The attorney for Gay Lyn Hadfield, who was held in contempt of court for refusing to take her children to a court-appointed therapist, has asked that the hearing on those charges be moved from Utah County to either Summit or Salt Lake county.
Attorney Sharon Donovan, who filed for a change of venue on Wednesday, believes that Gay Hadfield, ex-wife of convicted child sexual abuser Allan B. Hadfield, cannot get an impartial hearing in Utah County."Due to the current emotionalism in the community, there is a serious risk that dispassionate proceedings will not be possible and any action is likely to be perceived as tainted," her motion reads.
To support the claim, copies of most of the newspaper clippings relating to the Hadfield case from the Provo Herald were attached with the motion filed in 4th District Court.
It's not the first time an attorney has tried to get a related case moved out of Utah County. The Utah attorney general's office also asked for a change of venue during Allan Hadfield's criminal trial, citing inflammatory pretrial publicity by a local television station.
It was denied. But Donovan is trying again.
According to the motion, Donovan believes that a clash between the 4th District judges and the attorney general's office also could bias the judge's ruling in the contempt hearing.
Because Gay Hadfield now resides in Heber City, and her children go to school there, Donovan believes it will be much more convenient for the defendant, the children and other witnesses if this matter is transferred to Summit County or Salt Lake County.
The attorney's action was the latest in the Hadfield controversy that has been brewing since 1985, when authorities began investigating allegations of widespread sex abuse in a Lehi neighborhood.
In a heated and highly publicized case in Dec. 1987, a jury convicted Allan Hadfield of sodomizing and sexually molesting his son and daughter. Hadfield spent six months in jail, and is now undergoing court-appointed treatment for child sex abusers.
Battles between mother and father, judges and attorneys, have nevertheless continued.
In the Hadfield's divorce decree in Feb. 1987, 4th District Judge Ray Harding ordered Gay Hadfield to take her children to Dr. Lynn Scoresby, a Provo psychologist. Fourth District Judge George E. Ballif, who took over the case for Harding, upheld that ruling.
Gay Hadfield has said repeatedly, however, that she didn't feel her children would receive adequate treatment from Scoresby because his initial evaluation procedure included repeated interviews of the children in their father's presence. Scoresby was also a witness for the defense in Allan Hadfield's criminal trial.

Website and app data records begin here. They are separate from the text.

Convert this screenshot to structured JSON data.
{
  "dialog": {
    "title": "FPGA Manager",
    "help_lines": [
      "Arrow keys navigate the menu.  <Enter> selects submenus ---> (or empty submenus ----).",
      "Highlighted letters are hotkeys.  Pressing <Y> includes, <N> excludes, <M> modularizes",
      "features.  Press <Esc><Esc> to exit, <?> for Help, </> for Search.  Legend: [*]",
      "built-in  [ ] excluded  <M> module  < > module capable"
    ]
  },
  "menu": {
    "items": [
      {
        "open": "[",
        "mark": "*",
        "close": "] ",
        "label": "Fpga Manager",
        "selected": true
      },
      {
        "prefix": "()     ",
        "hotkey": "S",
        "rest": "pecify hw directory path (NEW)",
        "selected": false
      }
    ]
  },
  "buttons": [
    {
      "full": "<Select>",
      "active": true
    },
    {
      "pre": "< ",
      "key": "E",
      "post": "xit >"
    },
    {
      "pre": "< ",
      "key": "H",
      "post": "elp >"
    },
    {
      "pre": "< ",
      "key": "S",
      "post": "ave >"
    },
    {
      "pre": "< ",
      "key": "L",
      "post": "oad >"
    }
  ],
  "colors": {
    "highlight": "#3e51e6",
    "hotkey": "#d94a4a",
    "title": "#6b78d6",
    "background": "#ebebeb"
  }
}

As criminal proceedings against Hadfield progressed, assistant attorney general Robert Parrish, chief prosecutor in the criminal case, said he told Gay Hadfield to take her children to Scoresby, "but at the same time to take them to Dr. Paul Whitehead for the supportive therapy during the time they would be testifying against their father in the criminal case."
Harding and Ballif contend that Parrish, in giving Gay Hadfield this advise, violated rules of professional conduct. The judges have filed a complaint against Parrish with the Utah State Bar.

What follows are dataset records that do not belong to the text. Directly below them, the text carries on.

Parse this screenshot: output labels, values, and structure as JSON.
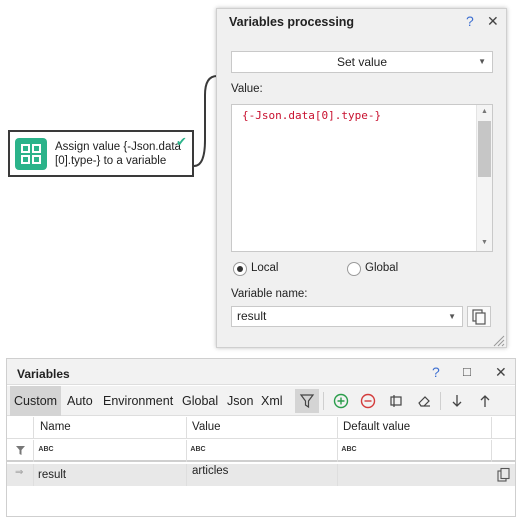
{
  "node": {
    "text_line1": "Assign value {-Json.data",
    "text_line2": "[0].type-} to a variable",
    "icon": "grid-icon",
    "status_icon": "checkmark-icon"
  },
  "processing_panel": {
    "title": "Variables processing",
    "help_label": "?",
    "close_label": "✕",
    "mode_selected": "Set value",
    "value_label": "Value:",
    "value_code": "{-Json.data[0].type-}",
    "scope_local_label": "Local",
    "scope_global_label": "Global",
    "scope_selected": "Local",
    "varname_label": "Variable name:",
    "varname_value": "result"
  },
  "variables_panel": {
    "title": "Variables",
    "help_label": "?",
    "maximize_label": "□",
    "close_label": "✕",
    "tabs": [
      "Custom",
      "Auto",
      "Environment",
      "Global",
      "Json",
      "Xml"
    ],
    "active_tab": "Custom",
    "columns": [
      "Name",
      "Value",
      "Default value"
    ],
    "filter_glyph": "ABC",
    "rows": [
      {
        "name": "result",
        "value": "articles",
        "default": ""
      }
    ]
  },
  "colors": {
    "accent_green": "#2bb38a",
    "code_red": "#c8102e",
    "help_blue": "#3d6fd1"
  }
}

The attorney general's office has filed an informal response to the complaint questioning the judges' formal and informal involvement in the case.